Between rocks and ferns, the 82 concrete steps wind up the steep mountain. They lead to Jacob and Jenny Fröslee Jonsson's holiday home: a timelessly modern, 100 m2 retreat on the small island of Flatön on the west coast of Sweden. The architect couple built Villa Vy for themselves and their four children.
Holiday home by the Fjord
Project: Villa Vy
Client: Jacob and Jenny Fröslee Jonsson
Architects: Jacob and Jenny Fröslee Jonsson
Living space: 100 m2
Construction period: 2012–2013
Schüco systems: FW 50+

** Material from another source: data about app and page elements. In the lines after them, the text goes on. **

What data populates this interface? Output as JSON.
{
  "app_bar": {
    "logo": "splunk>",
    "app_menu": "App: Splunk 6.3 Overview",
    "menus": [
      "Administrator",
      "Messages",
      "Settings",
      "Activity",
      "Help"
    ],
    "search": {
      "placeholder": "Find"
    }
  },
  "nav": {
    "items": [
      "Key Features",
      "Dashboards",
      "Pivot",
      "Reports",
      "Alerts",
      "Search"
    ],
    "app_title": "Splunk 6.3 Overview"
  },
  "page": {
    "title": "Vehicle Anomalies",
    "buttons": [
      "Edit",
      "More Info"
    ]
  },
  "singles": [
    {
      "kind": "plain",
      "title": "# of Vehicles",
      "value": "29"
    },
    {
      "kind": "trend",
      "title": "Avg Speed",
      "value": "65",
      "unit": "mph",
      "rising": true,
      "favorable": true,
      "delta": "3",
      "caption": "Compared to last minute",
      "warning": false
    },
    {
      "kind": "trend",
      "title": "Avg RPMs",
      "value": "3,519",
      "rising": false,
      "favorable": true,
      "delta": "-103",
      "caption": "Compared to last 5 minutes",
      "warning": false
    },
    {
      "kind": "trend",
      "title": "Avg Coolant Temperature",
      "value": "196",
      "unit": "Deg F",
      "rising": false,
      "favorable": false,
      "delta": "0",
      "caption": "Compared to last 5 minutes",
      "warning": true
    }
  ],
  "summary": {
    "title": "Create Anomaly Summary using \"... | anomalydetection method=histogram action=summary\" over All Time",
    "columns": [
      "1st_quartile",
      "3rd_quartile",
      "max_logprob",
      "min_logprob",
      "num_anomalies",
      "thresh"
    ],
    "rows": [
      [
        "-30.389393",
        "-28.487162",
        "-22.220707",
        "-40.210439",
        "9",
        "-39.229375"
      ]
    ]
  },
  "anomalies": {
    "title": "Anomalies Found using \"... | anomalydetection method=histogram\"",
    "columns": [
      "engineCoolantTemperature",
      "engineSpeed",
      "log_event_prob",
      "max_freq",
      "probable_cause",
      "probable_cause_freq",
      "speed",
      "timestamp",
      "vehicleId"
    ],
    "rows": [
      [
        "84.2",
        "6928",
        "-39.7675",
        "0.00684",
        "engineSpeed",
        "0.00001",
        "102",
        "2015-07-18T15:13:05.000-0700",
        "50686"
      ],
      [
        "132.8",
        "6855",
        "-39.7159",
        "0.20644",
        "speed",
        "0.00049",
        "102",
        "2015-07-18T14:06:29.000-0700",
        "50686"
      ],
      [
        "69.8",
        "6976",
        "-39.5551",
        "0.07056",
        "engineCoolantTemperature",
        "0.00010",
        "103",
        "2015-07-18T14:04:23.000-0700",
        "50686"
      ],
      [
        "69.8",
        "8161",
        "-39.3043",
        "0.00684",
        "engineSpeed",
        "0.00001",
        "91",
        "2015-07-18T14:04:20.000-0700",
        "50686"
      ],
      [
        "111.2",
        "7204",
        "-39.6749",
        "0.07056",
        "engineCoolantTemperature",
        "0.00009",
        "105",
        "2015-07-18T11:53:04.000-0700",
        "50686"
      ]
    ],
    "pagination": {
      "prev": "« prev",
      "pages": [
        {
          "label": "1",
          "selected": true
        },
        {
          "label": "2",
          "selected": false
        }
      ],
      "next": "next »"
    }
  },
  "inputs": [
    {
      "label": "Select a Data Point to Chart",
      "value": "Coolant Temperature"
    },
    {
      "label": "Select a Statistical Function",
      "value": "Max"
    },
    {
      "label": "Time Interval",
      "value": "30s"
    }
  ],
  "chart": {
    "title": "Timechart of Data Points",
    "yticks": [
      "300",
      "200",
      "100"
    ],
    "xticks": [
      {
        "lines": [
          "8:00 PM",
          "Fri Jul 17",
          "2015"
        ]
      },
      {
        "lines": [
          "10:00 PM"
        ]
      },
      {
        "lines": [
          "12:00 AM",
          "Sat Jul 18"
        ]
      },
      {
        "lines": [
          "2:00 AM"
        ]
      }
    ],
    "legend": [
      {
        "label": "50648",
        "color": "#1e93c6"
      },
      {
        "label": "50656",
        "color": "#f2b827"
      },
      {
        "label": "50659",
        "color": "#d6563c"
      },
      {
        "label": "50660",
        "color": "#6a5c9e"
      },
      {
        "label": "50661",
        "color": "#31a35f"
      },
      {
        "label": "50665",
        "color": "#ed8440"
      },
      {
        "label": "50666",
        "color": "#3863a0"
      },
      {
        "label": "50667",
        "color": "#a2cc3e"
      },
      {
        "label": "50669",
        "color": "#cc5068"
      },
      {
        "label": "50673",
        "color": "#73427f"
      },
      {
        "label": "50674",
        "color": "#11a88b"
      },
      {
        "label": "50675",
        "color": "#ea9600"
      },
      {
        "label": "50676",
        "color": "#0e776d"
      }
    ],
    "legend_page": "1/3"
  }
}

The building envelope is made from darkpainted wood which, when viewed from the sea, blends in with the mountain in the background. However, if you move closer to the house – to do this you need to climb the exposed concrete steps coming from the west – the picture changes: the building stands clearly visible on a hilltop and looks like a large rock. It is comprised of two parallel but slightly offset building structures with sloped and sharp edges. In the evening, the occupied house lights up; through the different sized windows you can freely observe their family life. The architects write that the building was designed from the inside. The façade openings are positioned according to how the spaces are used and the relationship to the landscape. There is a particularly impressive view through the panoramic window (Schüco FW 50+), which dominates the main side towards the water. This opening provides constant, pleasant daylight to the living and dining area measuring 12 m2 and, in some areas, 5.5 m high. The void and the windows make the space seem larger than it truly is. The kitchenette – made from lightcoloured wood like all the other room dividers – was oriented to the east by the architects. An almost roomheight and width window ensures an unimpeded view here as well. In the rear area of the living space there are two bedrooms and a shared bathroom. The doors are cleverly concealed in the timber wall or between the builtin wardrobes. A corridor leads to the rear terrace, which is built into the hillside. A single run of stairs integrated into the timber structure provides access to the open gallery level, where two more bedrooms are located. The developers oriented one wingshaped roof terrace towards the east and one to the west. When the weather permits, the family can also use this space for eating, playing and living.
Words: Katja Pfeiffer
Photos: Jacob Fröslee Jonsson